The chimpanzee that died at the Kansas City Zoo after falling from a tree was attacked by other members of a troop to which he had been introduced just a few months ago.
Bahati, a 31-year-old male, apparently was chased up a tree by antagonistic chimps in the zoo’s spacious and woodsy exhibit on Wednesday morning. In an effort to evade his attackers, the chimp grabbed a branch that could not support his weight, zoo officials said. He fell 30-40 feet.
But the animal did not die on impact. He was set upon by other chimps who pummeled him and chased him into a ditch. The zoo said staffers called all the chimps back to their holding barn.
“Bahati was able to walk back to the building as well,” a zoo spokeswoman told The Star. “He was then evaluated by our veterinarians and moved to the animal health facility.”
Sign Up and Save
Get six months of free digital access to The Kansas City Star
There the ape died of internal injuries. By protocol, the zoo reported the primate’s death to the Animal and Plant Health Inspection Service of the Department of Agriculture. The agency will review the incident.
Chimpanzee society is based on rankings of authority, which are worked out among members of a grouping.
Bahati, who was born at the Sedgwick County Zoo in Wichita, had been living at the Tampa zoo until last summer when the keepers of the Chimpanzee Species Survival Plan, an arrangement among North American zoos to preserve genetic diversity, decided he should join Kansas City’s 12-member chimp grouping.

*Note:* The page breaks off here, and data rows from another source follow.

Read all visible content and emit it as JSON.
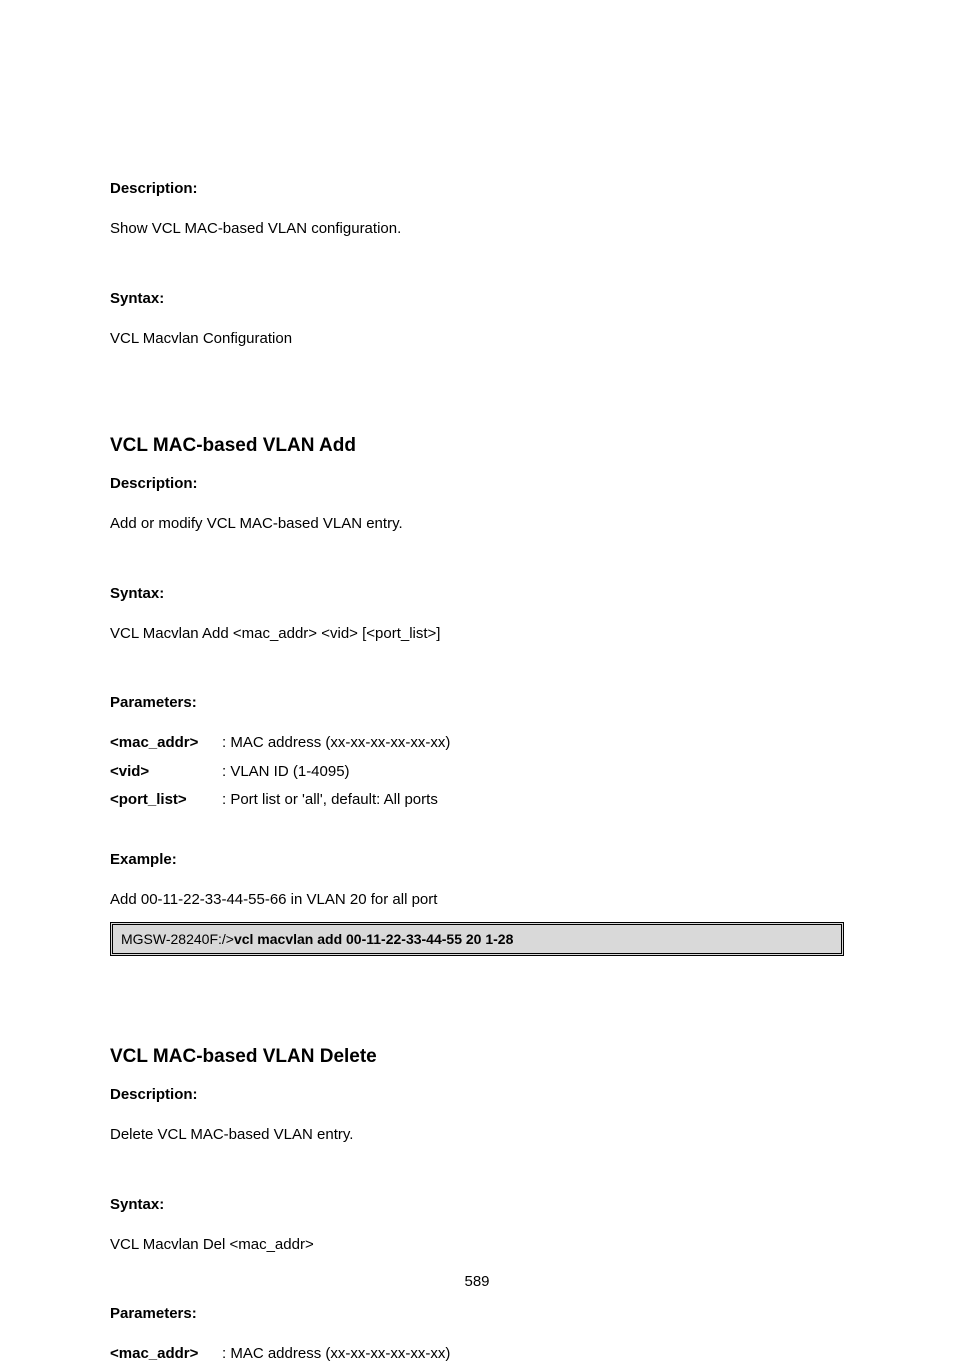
{
  "sec1": {
    "desc_heading": "Description:",
    "desc_text": "Show VCL MAC-based VLAN configuration.",
    "syntax_heading": "Syntax:",
    "syntax_text": "VCL Macvlan Configuration"
  },
  "sec2": {
    "title": "VCL MAC-based VLAN Add",
    "desc_heading": "Description:",
    "desc_text": "Add or modify VCL MAC-based VLAN entry.",
    "syntax_heading": "Syntax:",
    "syntax_text": "VCL Macvlan Add <mac_addr> <vid> [<port_list>]",
    "params_heading": "Parameters:",
    "params": [
      {
        "label": "<mac_addr>",
        "desc": ": MAC address (xx-xx-xx-xx-xx-xx)"
      },
      {
        "label": "<vid>",
        "desc": ": VLAN ID (1-4095)"
      },
      {
        "label": "<port_list>",
        "desc": ": Port list or 'all', default: All ports"
      }
    ],
    "example_heading": "Example:",
    "example_text": "Add 00-11-22-33-44-55-66 in VLAN 20 for all port",
    "example_box_prefix": "MGSW-28240F:/>",
    "example_box_cmd": "vcl macvlan add 00-11-22-33-44-55 20 1-28"
  },
  "sec3": {
    "title": "VCL MAC-based VLAN Delete",
    "desc_heading": "Description:",
    "desc_text": "Delete VCL MAC-based VLAN entry.",
    "syntax_heading": "Syntax:",
    "syntax_text": "VCL Macvlan Del <mac_addr>",
    "params_heading": "Parameters:",
    "params": [
      {
        "label": "<mac_addr>",
        "desc": ": MAC address (xx-xx-xx-xx-xx-xx)"
      }
    ]
  },
  "page_number": "589"
}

“After going through a quarantine period, he went through a very methodical pace of introductions to the rest of the chimpanzees,” zoo spokeswoman Kim Romary said in a statement. “He fully joined the troop in the habitat this past February, and they have been together since without any major incidents. Unfortunately, chimpanzee interactions can change without any warning. Skirmishes are often a part of chimpanzee society and a means of maintaining the hierarchical structure within that society.”
At least a few zoo visitors witnessed the chimp fight about 9 a.m. Wednesday. The exhibit was closed for the remainder of the day but has since reopened.
In 2012, the zoo was reprimanded by the Department of Agriculture after a male chimpanzee died of starvation. The federal oversight agency found the animal weighed less than 94 pounds, compared to the normal weight of about 150 pounds for an adult chimpanzee. Staffers said they had been unable to weigh the 13-year-old animal, named Nusu, because the other chimps would not let him get to the food used to lure the chimps to the scale.
“We have a wonderful 3-acre, fully treed and bushed exhibit that’s very naturalistic for all of the chimps to go around – probably one of the most naturalistic that you’ll see in the world,” Sean Putney, senior director of zoological operations, said in a video the zoo posted online.
“But when you have 12 chimps out here and climbing trees, sometimes 30-40-50 feet in the air, the reality is a slip, a jump, holding on to a wrong branch can lead to tragedy. You’d hope that being a chimp that doesn’t happen because they’re excellent climbers. But anytime you have animals together in an exhibit, unfortunately, bad things can happen. We try to do our job in preventing that as much as we possibly can.”